  • Vindis C, Teli T, Cerretti D P, Turner C E, Huynh-Do U (2004) EphB1-mediated cell migration requires the phosphorylation of paxillin at Tyr-31/Tyr-118. J Biol Chem. 279(27):27965-70.
  • Wilkinson D G (2001) Multiple roles of EPH receptors and ephrins in neural development. Nat Rev Neurosci. 2(3):155-64.
  • Wissing J, Godl K, Brehmer D, Blencke S, Weber M, Habenberger P, Stein-Gerlach M, Missio A, Cotten M, Muller S, Daub H (2004) Chemical proteomic analysis reveals alternative modes of action for pyrido[2,3-d]pyrimidine kinase inhibitors. Mol Cell Proteomics October 8 [Epub ahead of print]
  • Wu Q, Suo Z, Risberg B, Karlsson M G, Villman K, Nesland J M (2004) Expression of Ephb2 and Ephb4 in breast carcinoma. Pathol Oncol Res. 10(1):26-33.
  • Wybenga-Groot, L. E.; Baskin, B.; Ong, S. H.; Tong, J.; Pawson, T.; Sicheri, F. (2001) Structural basis for autoinhibition of the EphB2 receptor tyrosine kinase by the unphosphorylated juxtamembrane region. Cell 106: 745-757.
  • Yin Y, Yamashita Y, Noda H, Okafuji T, Go M J, Tanaka H (2004) EphA receptor tyrosine kinases interact with co-expressed ephrin-A ligands in cis. Neurosci Res. 48(3):285-96.

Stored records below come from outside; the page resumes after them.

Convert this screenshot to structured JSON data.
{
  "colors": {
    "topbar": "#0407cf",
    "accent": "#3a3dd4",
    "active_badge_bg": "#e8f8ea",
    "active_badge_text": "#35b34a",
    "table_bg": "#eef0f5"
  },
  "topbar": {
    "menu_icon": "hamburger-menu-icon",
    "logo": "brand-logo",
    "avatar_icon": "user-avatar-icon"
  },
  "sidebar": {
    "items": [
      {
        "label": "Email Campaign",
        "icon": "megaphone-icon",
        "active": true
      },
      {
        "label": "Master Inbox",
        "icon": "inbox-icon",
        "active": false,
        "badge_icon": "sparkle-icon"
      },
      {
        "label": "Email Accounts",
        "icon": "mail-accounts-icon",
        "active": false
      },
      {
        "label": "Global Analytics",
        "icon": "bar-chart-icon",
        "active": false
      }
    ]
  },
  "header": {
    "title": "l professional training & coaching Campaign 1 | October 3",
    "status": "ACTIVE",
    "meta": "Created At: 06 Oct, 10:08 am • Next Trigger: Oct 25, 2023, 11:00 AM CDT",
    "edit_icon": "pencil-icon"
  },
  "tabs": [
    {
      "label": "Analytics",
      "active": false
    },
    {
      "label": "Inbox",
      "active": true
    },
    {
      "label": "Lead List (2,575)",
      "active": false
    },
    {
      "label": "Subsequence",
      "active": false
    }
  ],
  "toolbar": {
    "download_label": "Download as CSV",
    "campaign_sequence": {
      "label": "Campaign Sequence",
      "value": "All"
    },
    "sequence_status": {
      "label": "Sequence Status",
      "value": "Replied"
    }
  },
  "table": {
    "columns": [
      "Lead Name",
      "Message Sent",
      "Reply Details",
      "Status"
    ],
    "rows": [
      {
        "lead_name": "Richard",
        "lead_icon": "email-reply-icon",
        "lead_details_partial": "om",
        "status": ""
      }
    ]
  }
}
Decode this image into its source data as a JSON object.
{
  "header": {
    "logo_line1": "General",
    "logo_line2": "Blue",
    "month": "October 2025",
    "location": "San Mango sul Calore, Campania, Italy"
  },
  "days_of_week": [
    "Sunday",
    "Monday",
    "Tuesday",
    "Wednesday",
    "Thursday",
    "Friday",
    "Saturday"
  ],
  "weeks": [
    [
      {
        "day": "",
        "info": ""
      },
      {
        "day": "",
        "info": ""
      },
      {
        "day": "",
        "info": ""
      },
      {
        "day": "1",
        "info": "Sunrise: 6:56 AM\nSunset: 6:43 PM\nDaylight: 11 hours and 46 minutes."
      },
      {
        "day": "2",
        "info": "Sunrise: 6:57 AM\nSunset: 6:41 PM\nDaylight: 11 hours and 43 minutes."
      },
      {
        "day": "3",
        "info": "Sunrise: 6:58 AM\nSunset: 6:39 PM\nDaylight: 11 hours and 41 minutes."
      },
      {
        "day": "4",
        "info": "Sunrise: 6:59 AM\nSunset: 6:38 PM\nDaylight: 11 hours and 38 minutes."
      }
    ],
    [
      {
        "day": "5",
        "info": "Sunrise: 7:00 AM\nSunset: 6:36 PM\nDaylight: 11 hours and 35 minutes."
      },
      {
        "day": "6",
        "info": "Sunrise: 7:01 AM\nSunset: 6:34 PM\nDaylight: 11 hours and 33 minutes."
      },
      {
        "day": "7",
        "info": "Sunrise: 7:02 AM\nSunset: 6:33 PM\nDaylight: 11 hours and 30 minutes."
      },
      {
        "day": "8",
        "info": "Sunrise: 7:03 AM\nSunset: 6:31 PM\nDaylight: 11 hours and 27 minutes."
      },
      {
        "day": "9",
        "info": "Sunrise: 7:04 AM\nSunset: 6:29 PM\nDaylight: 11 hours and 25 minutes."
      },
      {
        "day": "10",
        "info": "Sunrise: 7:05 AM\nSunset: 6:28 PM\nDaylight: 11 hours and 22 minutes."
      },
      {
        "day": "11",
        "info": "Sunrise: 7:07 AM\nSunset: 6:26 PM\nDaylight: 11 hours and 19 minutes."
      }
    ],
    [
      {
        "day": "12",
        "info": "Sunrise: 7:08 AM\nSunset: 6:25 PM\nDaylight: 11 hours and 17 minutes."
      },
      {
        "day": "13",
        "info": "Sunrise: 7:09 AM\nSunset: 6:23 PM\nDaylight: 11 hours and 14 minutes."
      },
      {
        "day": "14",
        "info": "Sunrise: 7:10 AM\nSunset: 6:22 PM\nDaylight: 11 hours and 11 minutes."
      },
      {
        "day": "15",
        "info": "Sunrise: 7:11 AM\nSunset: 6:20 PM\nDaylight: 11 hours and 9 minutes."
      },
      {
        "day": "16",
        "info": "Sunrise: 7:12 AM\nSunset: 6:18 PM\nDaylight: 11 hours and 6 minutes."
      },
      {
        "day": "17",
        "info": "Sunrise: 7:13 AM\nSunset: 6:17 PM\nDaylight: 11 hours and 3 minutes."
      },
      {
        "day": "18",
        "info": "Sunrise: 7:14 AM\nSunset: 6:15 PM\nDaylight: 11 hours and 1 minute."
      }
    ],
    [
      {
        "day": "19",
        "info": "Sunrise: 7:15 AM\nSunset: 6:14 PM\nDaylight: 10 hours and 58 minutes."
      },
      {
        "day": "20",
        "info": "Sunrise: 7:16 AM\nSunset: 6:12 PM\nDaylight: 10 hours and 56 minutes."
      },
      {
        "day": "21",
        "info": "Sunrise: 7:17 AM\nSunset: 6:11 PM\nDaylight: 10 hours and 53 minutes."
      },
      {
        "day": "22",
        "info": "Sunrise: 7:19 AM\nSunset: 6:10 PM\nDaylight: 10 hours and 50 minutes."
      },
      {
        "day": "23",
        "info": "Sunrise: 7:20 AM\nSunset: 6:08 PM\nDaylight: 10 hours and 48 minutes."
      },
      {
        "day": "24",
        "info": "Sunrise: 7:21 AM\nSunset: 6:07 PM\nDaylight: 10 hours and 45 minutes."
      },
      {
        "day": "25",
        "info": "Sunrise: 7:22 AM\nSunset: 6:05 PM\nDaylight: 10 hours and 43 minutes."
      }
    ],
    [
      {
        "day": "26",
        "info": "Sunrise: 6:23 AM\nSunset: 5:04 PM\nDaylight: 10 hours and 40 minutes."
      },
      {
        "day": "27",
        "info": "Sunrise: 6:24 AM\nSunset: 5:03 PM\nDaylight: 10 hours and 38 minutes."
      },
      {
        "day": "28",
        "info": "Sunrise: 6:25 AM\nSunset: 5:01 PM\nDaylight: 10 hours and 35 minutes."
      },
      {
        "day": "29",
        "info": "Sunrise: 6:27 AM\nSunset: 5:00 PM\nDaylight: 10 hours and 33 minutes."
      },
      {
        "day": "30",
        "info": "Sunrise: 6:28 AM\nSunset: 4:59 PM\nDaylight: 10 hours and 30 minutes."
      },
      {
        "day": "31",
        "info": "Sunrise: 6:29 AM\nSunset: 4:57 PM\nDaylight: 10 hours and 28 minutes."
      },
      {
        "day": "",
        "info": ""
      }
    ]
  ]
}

Tables

TABLE I
CompoundEphA1EphA2EphA3EphA4EphA5EphA6EphA7EphA8EphA10EphB1EphB2EphB3EphB4EphB6
PD173955124747753517177
Purvalanol B181145423446
BisIII7

Eph kinases identified by LC-MS/MS in chemical proteomics experiments with three different compounds. The maximal number of non-redundant peptides identified for each Eph kinase in any such experiment is displayed.